(Page and application data records)
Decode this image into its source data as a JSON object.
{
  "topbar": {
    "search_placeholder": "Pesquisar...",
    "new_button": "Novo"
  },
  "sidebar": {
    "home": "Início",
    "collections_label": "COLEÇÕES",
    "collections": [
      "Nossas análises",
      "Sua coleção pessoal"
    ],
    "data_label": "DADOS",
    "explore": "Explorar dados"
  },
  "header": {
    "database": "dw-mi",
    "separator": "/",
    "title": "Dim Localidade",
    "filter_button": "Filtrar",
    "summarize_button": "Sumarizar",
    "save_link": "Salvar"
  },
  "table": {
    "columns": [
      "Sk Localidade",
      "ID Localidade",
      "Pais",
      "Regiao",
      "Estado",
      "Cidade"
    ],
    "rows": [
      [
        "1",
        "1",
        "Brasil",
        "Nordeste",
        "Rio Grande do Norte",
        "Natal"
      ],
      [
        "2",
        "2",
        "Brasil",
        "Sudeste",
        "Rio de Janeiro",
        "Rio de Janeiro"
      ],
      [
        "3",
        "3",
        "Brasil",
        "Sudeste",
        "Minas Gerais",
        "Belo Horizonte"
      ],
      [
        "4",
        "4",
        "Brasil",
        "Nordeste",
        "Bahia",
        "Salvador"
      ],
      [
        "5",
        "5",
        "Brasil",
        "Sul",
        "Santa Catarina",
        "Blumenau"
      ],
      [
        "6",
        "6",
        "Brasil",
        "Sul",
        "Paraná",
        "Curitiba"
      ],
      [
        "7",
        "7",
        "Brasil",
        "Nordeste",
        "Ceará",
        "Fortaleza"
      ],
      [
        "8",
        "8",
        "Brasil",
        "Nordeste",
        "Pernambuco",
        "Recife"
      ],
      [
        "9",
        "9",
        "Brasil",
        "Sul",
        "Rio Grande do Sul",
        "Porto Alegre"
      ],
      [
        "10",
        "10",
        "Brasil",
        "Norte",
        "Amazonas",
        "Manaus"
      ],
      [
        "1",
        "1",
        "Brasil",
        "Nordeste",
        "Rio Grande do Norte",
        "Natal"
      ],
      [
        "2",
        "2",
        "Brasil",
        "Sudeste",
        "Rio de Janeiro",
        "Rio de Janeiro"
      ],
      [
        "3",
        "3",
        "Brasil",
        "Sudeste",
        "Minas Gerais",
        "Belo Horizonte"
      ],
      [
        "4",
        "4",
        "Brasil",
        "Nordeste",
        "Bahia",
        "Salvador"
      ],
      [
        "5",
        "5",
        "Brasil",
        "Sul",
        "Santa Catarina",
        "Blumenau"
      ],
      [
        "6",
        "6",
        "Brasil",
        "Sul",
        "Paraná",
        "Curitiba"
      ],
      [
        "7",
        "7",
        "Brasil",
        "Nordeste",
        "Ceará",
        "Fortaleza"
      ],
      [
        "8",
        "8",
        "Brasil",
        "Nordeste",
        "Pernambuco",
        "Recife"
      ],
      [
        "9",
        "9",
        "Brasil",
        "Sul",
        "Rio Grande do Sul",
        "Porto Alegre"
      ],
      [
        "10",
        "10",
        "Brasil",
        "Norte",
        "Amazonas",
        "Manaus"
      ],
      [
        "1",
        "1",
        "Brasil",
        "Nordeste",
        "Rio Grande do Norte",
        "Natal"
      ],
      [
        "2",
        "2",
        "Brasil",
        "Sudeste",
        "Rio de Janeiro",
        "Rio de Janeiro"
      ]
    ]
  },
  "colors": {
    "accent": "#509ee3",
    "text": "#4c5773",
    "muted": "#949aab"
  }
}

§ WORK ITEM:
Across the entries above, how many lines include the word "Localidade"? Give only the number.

§ REPLY:
3